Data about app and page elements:
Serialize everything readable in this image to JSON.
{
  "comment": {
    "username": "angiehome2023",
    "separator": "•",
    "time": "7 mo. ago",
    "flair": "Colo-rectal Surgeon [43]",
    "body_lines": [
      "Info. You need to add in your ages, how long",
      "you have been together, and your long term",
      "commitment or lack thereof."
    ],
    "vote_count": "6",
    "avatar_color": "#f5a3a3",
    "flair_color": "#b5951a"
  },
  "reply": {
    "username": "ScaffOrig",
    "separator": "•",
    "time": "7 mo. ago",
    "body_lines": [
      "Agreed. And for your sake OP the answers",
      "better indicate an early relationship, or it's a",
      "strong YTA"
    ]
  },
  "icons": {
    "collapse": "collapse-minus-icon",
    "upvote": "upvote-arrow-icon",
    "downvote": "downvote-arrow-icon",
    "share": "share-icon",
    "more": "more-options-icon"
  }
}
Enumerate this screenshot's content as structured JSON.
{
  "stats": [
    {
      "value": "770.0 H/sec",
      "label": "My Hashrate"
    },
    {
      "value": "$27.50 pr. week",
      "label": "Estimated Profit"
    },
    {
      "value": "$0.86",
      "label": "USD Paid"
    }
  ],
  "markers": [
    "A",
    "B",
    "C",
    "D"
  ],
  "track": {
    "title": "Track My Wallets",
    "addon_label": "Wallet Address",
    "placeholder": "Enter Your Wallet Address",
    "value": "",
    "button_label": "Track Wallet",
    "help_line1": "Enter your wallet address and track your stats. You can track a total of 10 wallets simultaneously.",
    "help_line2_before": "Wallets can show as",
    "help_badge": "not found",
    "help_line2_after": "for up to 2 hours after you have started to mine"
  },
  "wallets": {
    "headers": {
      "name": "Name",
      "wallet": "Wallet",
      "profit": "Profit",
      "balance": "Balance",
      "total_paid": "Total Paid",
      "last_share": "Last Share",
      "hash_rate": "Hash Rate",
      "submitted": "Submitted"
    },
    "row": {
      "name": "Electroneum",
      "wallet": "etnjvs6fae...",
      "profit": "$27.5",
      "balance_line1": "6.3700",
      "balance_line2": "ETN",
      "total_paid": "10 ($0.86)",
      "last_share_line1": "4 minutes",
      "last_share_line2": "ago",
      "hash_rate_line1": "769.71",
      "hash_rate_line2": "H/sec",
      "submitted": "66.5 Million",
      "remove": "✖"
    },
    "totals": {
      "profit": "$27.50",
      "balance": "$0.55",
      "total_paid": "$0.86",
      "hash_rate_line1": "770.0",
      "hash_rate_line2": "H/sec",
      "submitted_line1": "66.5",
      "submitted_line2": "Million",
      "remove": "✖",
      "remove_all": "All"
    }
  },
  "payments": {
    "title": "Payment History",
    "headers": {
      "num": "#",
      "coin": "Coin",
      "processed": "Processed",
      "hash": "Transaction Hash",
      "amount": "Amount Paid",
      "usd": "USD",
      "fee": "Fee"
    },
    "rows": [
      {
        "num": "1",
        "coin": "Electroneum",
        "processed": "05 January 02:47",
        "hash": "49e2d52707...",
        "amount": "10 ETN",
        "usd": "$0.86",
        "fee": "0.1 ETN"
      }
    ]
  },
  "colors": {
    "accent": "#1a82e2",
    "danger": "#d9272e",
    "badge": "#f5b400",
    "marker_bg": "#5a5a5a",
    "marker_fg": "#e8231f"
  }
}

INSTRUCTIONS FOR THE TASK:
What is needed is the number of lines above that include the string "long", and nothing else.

SOLUTION TO THIS EXERCISE:
2